[DATA UNDER STUDY]
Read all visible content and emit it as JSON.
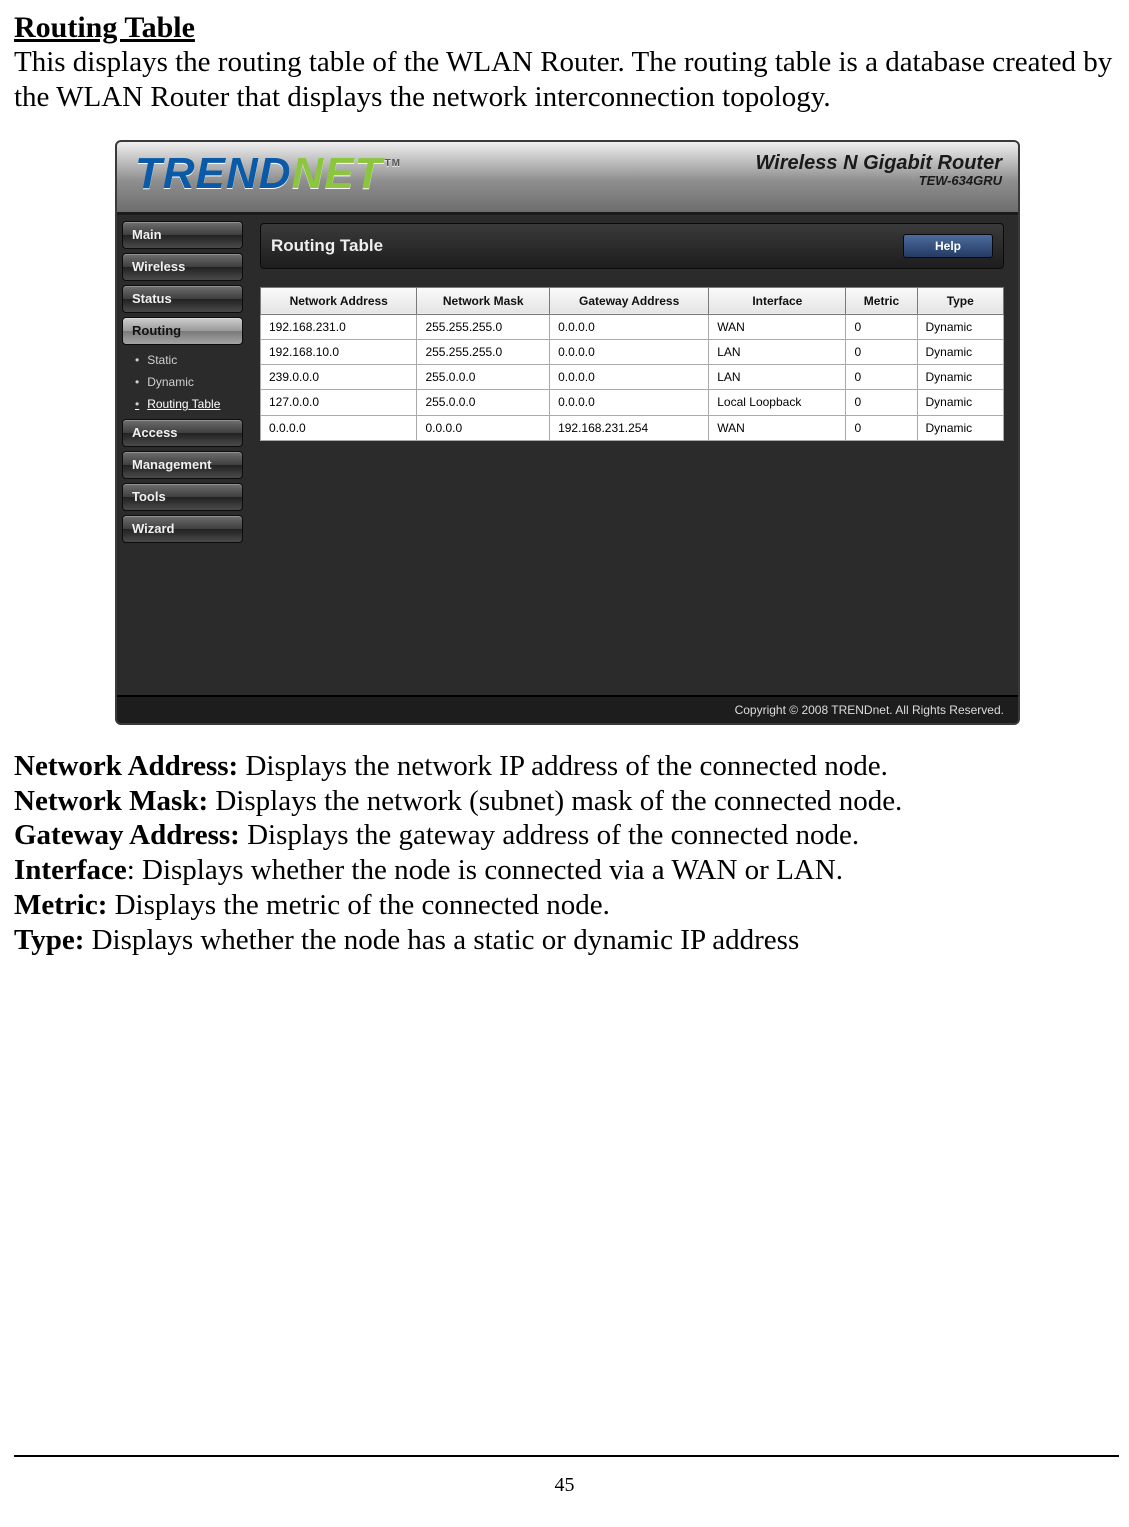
{
  "doc": {
    "section_title": "Routing Table",
    "intro": "This displays the routing table of the WLAN Router. The routing table is a database created by the WLAN Router that displays the network interconnection topology.",
    "definitions": [
      {
        "term": "Network Address:",
        "desc": " Displays the network IP address of the connected node."
      },
      {
        "term": "Network Mask:",
        "desc": " Displays the network (subnet) mask of the connected node."
      },
      {
        "term": "Gateway Address:",
        "desc": " Displays the gateway address of the connected node."
      },
      {
        "term": "Interface",
        "desc": ": Displays whether the node is connected via a WAN or LAN."
      },
      {
        "term": "Metric:",
        "desc": " Displays the metric of the connected node."
      },
      {
        "term": "Type:",
        "desc": " Displays whether the node has a static or dynamic IP address"
      }
    ],
    "page_number": "45"
  },
  "router": {
    "brand_prefix": "TREND",
    "brand_suffix": "NET",
    "tm": "TM",
    "product_line": "Wireless N Gigabit Router",
    "model": "TEW-634GRU",
    "panel_title": "Routing Table",
    "help_label": "Help",
    "nav": {
      "items": [
        "Main",
        "Wireless",
        "Status",
        "Routing",
        "Access",
        "Management",
        "Tools",
        "Wizard"
      ],
      "selected": "Routing",
      "sub": {
        "parent": "Routing",
        "items": [
          "Static",
          "Dynamic",
          "Routing Table"
        ],
        "active": "Routing Table"
      }
    },
    "table": {
      "headers": [
        "Network Address",
        "Network Mask",
        "Gateway Address",
        "Interface",
        "Metric",
        "Type"
      ],
      "rows": [
        [
          "192.168.231.0",
          "255.255.255.0",
          "0.0.0.0",
          "WAN",
          "0",
          "Dynamic"
        ],
        [
          "192.168.10.0",
          "255.255.255.0",
          "0.0.0.0",
          "LAN",
          "0",
          "Dynamic"
        ],
        [
          "239.0.0.0",
          "255.0.0.0",
          "0.0.0.0",
          "LAN",
          "0",
          "Dynamic"
        ],
        [
          "127.0.0.0",
          "255.0.0.0",
          "0.0.0.0",
          "Local Loopback",
          "0",
          "Dynamic"
        ],
        [
          "0.0.0.0",
          "0.0.0.0",
          "192.168.231.254",
          "WAN",
          "0",
          "Dynamic"
        ]
      ]
    },
    "copyright": "Copyright © 2008 TRENDnet. All Rights Reserved."
  }
}
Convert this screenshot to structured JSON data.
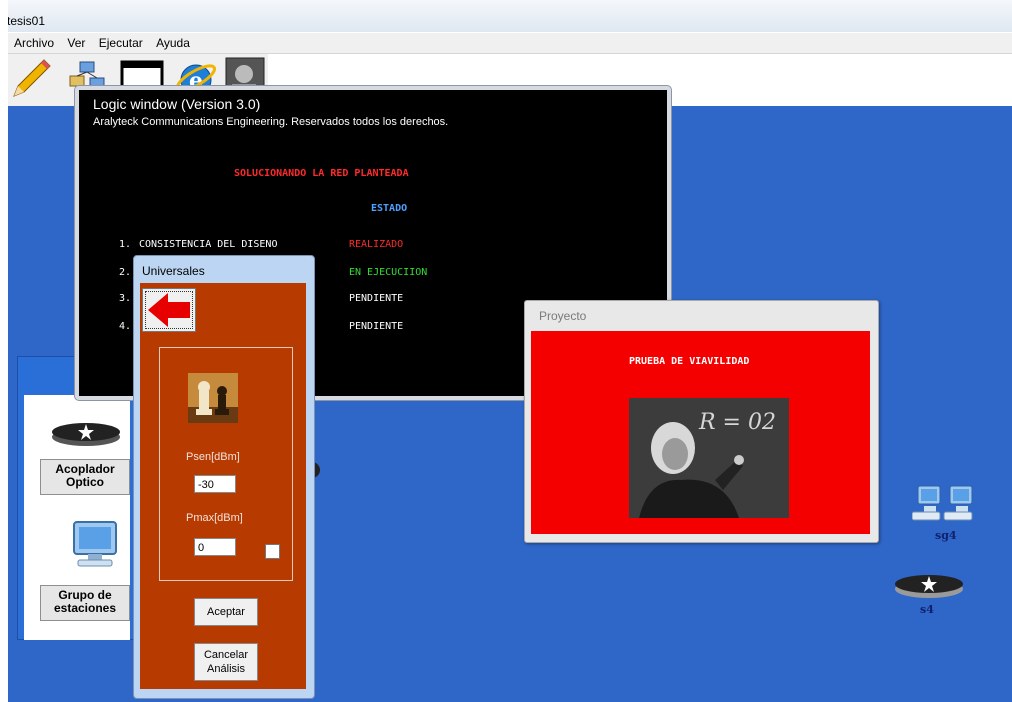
{
  "app": {
    "title": "tesis01"
  },
  "menu": [
    "Archivo",
    "Ver",
    "Ejecutar",
    "Ayuda"
  ],
  "toolbar_icons": [
    "pencil-icon",
    "network-icon",
    "window-icon",
    "internet-explorer-icon",
    "photo-icon"
  ],
  "logic": {
    "title": "Logic window (Version 3.0)",
    "subtitle": "Aralyteck Communications Engineering.  Reservados todos los derechos.",
    "heading": "SOLUCIONANDO LA RED PLANTEADA",
    "estado": "ESTADO",
    "steps": [
      {
        "num": "1.",
        "label": "CONSISTENCIA DEL DISENO",
        "status": "REALIZADO",
        "color": "#ff2a2a"
      },
      {
        "num": "2.",
        "label": "",
        "status": "EN EJECUCIION",
        "color": "#33dd33"
      },
      {
        "num": "3.",
        "label": "",
        "status": "PENDIENTE",
        "color": "#ffffff"
      },
      {
        "num": "4.",
        "label": "",
        "status": "PENDIENTE",
        "color": "#ffffff"
      }
    ]
  },
  "universales": {
    "title": "Universales",
    "psen_label": "Psen[dBm]",
    "psen_value": "-30",
    "pmax_label": "Pmax[dBm]",
    "pmax_value": "0",
    "accept": "Aceptar",
    "cancel_line1": "Cancelar",
    "cancel_line2": "Análisis"
  },
  "palette": {
    "item1_line1": "Acoplador",
    "item1_line2": "Optico",
    "item2_line1": "Grupo de",
    "item2_line2": "estaciones"
  },
  "proyecto": {
    "title": "Proyecto",
    "heading": "PRUEBA DE VIAVILIDAD",
    "board_text": "R = 02"
  },
  "nodes": {
    "sg4": "sg4",
    "s4": "s4"
  },
  "colors": {
    "desktop": "#2f67c9",
    "panel": "#b73a00",
    "proyecto": "#f50000"
  }
}
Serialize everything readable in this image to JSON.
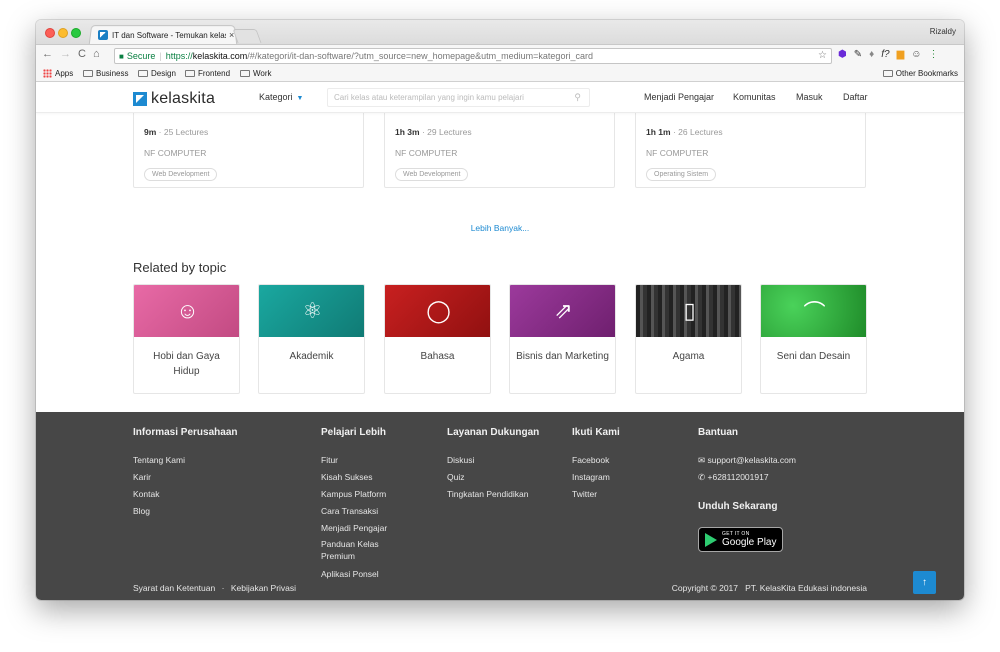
{
  "browser": {
    "tab_title": "IT dan Software - Temukan kelas",
    "tab_close": "×",
    "profile_name": "Rizaldy",
    "secure_label": "Secure",
    "url_https": "https://",
    "url_host": "kelaskita.com",
    "url_rest": "/#/kategori/it-dan-software/?utm_source=new_homepage&utm_medium=kategori_card",
    "bookmarks": [
      "Apps",
      "Business",
      "Design",
      "Frontend",
      "Work"
    ],
    "other_bookmarks": "Other Bookmarks"
  },
  "header": {
    "logo_text": "kelaskita",
    "kategori_label": "Kategori",
    "search_placeholder": "Cari kelas atau keterampilan yang ingin kamu pelajari",
    "links": [
      "Menjadi Pengajar",
      "Komunitas",
      "Masuk",
      "Daftar"
    ]
  },
  "courses": [
    {
      "duration": "9m",
      "lectures": "· 25 Lectures",
      "author": "NF COMPUTER",
      "tag": "Web Development"
    },
    {
      "duration": "1h 3m",
      "lectures": "· 29 Lectures",
      "author": "NF COMPUTER",
      "tag": "Web Development"
    },
    {
      "duration": "1h 1m",
      "lectures": "· 26 Lectures",
      "author": "NF COMPUTER",
      "tag": "Operating Sistem"
    }
  ],
  "more_link": "Lebih Banyak...",
  "related": {
    "title": "Related by topic",
    "topics": [
      {
        "name": "Hobi dan Gaya Hidup",
        "icon": "person-heart-icon",
        "color": "#e0609a"
      },
      {
        "name": "Akademik",
        "icon": "atom-icon",
        "color": "#159a93"
      },
      {
        "name": "Bahasa",
        "icon": "chat-bubble-icon",
        "color": "#b51a1a"
      },
      {
        "name": "Bisnis dan Marketing",
        "icon": "growth-chart-icon",
        "color": "#8a2a8a"
      },
      {
        "name": "Agama",
        "icon": "book-icon",
        "color": "#3a3a3a"
      },
      {
        "name": "Seni dan Desain",
        "icon": "vector-pen-icon",
        "color": "#2a9a34"
      }
    ]
  },
  "footer": {
    "col1": {
      "title": "Informasi Perusahaan",
      "links": [
        "Tentang Kami",
        "Karir",
        "Kontak",
        "Blog"
      ]
    },
    "col2": {
      "title": "Pelajari Lebih",
      "links": [
        "Fitur",
        "Kisah Sukses",
        "Kampus Platform",
        "Cara Transaksi",
        "Menjadi Pengajar",
        "Panduan Kelas Premium",
        "Aplikasi Ponsel"
      ]
    },
    "col3": {
      "title": "Layanan Dukungan",
      "links": [
        "Diskusi",
        "Quiz",
        "Tingkatan Pendidikan"
      ]
    },
    "col4": {
      "title": "Ikuti Kami",
      "links": [
        "Facebook",
        "Instagram",
        "Twitter"
      ]
    },
    "col5": {
      "title": "Bantuan",
      "email": "support@kelaskita.com",
      "phone": "+628112001917",
      "download_title": "Unduh Sekarang"
    },
    "gplay_small": "GET IT ON",
    "gplay_big": "Google Play",
    "terms": "Syarat dan Ketentuan",
    "separator": "·",
    "privacy": "Kebijakan Privasi",
    "copyright": "Copyright © 2017   PT. KelasKita Edukasi indonesia"
  }
}
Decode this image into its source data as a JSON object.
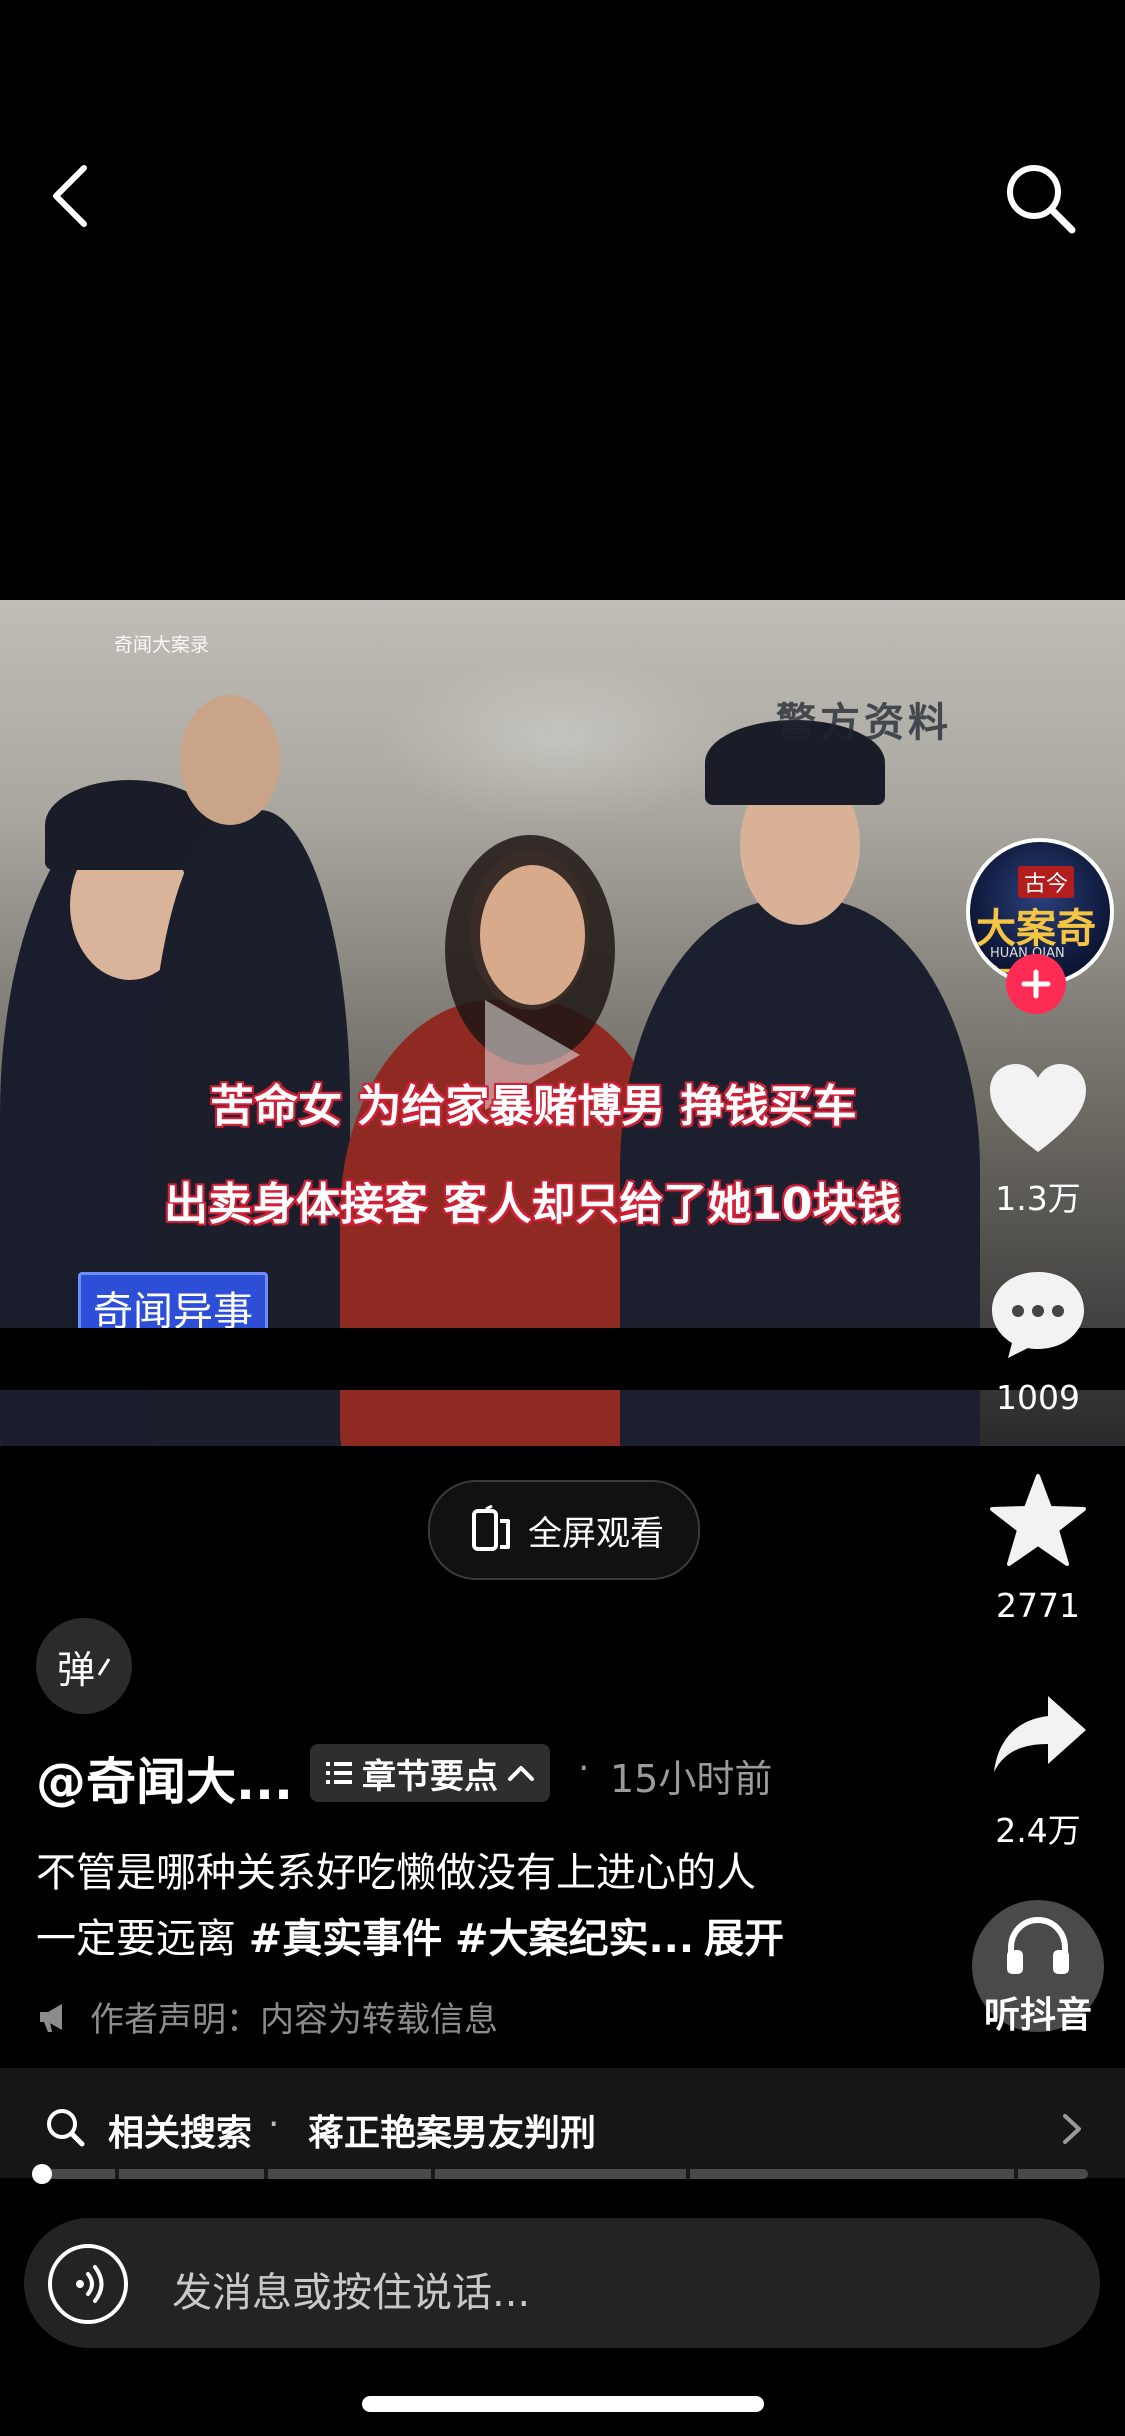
{
  "nav": {
    "back_icon": "chevron-left-icon",
    "search_icon": "search-icon"
  },
  "video": {
    "channel_watermark": "奇闻大案录",
    "source_watermark": "警方资料",
    "subtitle_line1": "苦命女 为给家暴赌博男 挣钱买车",
    "subtitle_line2": "出卖身体接客 客人却只给了她10块钱",
    "tag_badge": "奇闻异事",
    "fullscreen_label": "全屏观看"
  },
  "rail": {
    "avatar": {
      "top_text": "古今",
      "main_text": "大案奇案",
      "sub_text": "HUAN QIAN"
    },
    "likes": "1.3万",
    "comments": "1009",
    "favorites": "2771",
    "shares": "2.4万",
    "listen_label": "听抖音"
  },
  "info": {
    "danmaku_label": "弹",
    "author": "@奇闻大...",
    "chapter_label": "章节要点",
    "dot": "·",
    "time_ago": "15小时前",
    "caption_line1": "不管是哪种关系好吃懒做没有上进心的人",
    "caption_line2_text": "一定要远离 ",
    "caption_tag1": "#真实事件",
    "caption_tag2": "#大案纪实...",
    "expand_label": "展开",
    "declaration": "作者声明：内容为转载信息"
  },
  "related": {
    "label": "相关搜索",
    "dot": "·",
    "query": "蒋正艳案男友判刑"
  },
  "progress": {
    "played_fraction": 0.0,
    "chapter_fractions": [
      0.075,
      0.217,
      0.375,
      0.618,
      0.93
    ]
  },
  "message": {
    "placeholder": "发消息或按住说话..."
  },
  "colors": {
    "accent_red": "#fe2c55",
    "badge_blue": "#2d4ed6",
    "subtitle_outline": "#d0223a"
  }
}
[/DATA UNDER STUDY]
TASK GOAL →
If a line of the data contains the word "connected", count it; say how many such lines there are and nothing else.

EXPECTED ANSWER →
5